Every once in a while, however, a remark comes along that is so repugnant that it simply boggles the mind. The "Reverend" William Lawson, pastor emeritus of the Wheeler Avenue Baptist Church, eulogizing on the passing of Ken Lay, had this to say:
Lawson likened Lay to James Byrd, a black man who was dragged to death in a racially motivated murder near Jasper eight years ago.Yes, you heard him correctly: Kenneth Lay, a man who defrauded tens-of-thousands of investors; who cheated tens-of thousands of employees out of their retirement savings; who conspired to rig the energy grid in California to maximize Enron profits, thereby defrauding million of people, many of whom are on a fixed income; yeah, that guy, is being compared to James Byrd, a black man who was brutally knifed and beaten, and then chained to the bumper of a pickup truck, and dragged around back country roads until his body disintegrated:
"Ken Lay was neither black nor poor, as James Byrd was, but I'm angry because Ken was the victim of a lynching," said Lawson, who predicted that history will vindicate Lay.
His comments, met by hearty applause, referred to Lay's recent federal trial on fraud and conspiracy charges stemming from Enron's unraveling in 2001 and four charges of bank fraud. Lay had planned to appeal his conviction and was awaiting sentencing when he died.

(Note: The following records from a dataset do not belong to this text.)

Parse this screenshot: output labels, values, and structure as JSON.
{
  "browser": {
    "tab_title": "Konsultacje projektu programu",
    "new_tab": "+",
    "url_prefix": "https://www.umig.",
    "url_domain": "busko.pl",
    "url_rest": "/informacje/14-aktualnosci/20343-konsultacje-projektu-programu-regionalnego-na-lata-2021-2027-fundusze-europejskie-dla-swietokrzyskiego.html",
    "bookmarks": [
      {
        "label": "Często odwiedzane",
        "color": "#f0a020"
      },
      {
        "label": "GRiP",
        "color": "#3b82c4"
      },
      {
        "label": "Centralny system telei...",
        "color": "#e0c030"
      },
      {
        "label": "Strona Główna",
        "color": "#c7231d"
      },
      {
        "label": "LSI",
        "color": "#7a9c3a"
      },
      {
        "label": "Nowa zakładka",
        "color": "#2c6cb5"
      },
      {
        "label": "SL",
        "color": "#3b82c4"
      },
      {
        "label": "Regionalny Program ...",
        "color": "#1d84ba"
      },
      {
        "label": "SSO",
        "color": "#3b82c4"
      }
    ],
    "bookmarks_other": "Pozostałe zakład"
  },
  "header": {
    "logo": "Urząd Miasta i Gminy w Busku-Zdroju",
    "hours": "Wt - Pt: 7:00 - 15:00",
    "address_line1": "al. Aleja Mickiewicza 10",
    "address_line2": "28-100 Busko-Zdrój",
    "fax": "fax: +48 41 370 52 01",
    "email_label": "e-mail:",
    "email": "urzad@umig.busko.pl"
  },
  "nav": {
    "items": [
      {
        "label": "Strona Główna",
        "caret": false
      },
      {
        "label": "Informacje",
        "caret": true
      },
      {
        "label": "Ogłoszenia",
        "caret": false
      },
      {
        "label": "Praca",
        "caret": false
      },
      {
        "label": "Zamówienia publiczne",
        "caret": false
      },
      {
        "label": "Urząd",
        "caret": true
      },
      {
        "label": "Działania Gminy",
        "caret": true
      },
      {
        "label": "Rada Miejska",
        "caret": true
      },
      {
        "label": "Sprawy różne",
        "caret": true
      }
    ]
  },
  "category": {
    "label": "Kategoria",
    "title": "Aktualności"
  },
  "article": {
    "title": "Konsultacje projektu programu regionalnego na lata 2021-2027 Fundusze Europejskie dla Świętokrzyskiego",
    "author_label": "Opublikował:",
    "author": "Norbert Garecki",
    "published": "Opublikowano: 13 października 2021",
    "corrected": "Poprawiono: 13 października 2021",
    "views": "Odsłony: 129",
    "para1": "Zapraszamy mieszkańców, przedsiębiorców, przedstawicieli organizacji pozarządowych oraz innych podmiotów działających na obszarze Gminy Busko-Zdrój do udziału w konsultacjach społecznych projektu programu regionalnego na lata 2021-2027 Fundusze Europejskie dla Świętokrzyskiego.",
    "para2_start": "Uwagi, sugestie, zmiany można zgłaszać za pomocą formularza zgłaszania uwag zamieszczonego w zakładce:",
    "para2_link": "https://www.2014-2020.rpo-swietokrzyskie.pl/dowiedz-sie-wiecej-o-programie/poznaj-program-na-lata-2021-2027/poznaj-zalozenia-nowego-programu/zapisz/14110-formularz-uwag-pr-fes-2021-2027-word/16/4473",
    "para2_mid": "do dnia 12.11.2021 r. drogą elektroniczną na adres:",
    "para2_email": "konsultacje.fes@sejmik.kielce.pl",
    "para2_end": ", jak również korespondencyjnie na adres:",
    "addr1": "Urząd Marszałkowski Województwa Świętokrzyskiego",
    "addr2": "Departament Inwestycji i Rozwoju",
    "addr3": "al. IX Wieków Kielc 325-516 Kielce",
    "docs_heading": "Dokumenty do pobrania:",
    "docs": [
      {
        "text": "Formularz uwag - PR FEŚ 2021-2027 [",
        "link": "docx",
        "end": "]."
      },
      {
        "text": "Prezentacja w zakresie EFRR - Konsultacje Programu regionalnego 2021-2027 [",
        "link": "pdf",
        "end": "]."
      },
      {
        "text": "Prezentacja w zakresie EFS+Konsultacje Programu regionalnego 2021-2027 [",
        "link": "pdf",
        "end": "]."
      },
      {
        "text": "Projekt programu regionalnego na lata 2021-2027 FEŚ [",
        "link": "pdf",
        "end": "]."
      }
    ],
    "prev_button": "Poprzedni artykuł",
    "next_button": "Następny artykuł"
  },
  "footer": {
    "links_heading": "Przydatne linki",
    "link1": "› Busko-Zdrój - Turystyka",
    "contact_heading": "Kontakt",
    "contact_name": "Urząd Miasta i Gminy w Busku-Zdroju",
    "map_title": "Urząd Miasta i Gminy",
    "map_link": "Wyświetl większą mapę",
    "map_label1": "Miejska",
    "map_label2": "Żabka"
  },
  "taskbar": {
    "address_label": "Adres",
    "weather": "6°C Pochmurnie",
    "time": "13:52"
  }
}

On June 7, 1998, Byrd, 49, accepted a ride from Berry, Brewer, and King. Instead of taking him home, however, the three men beat Byrd, tied him to a pickup truck with a chain, and dragged him about three miles. An autopsy suggested that Byrd was alive for much of the dragging and died only after his right arm and head were severed when his body hit a culvert.I am truly at a loss for words.
King, Berry, and Brewer dumped their victim's mutilated remains in the town's segregated black cemetery, and then went to a barbeque.
State law enforcement officials and Jasper’s District Attorney determined that since King and Brewer were well-known white supremacists, the murder was a hate crime, and decided to bring in the FBI less than 24 hours after the discovery of Byrd’s brutalized remains. One of Byrd's murderers, John King, had a tattoo depicting a black man hanging from a tree, and other tattoos such as Nazi symbols, the words "Aryan Pride," and the patch for the Confederate Knights of America, a gang of white supremacist inmates. In a jailhouse letter to Brewer which was intercepted by jail officials, King expressed pride in the crime and said he realized he might have to die for committing it. "Regardless of the outcome of this, we have made history. Death before dishonor. Sieg Heil!", King wrote.
Brewer and King were sentenced to death. Berry received life in prison.
Numerous aspects of the Byrd murder echo lynching traditions, including mutilation or decapitation, and revelry such as a barbeque or picnic during or after. These are documented by James Allen in his book, film and exhibit about lynching, Without Sanctuary, which consists of photographs taken from the 1800s through 1960 of white townspeople, including women and young children, picnicking and posing next to the corpses of lynching victims.
What I find even more baffling is that Lawson is black.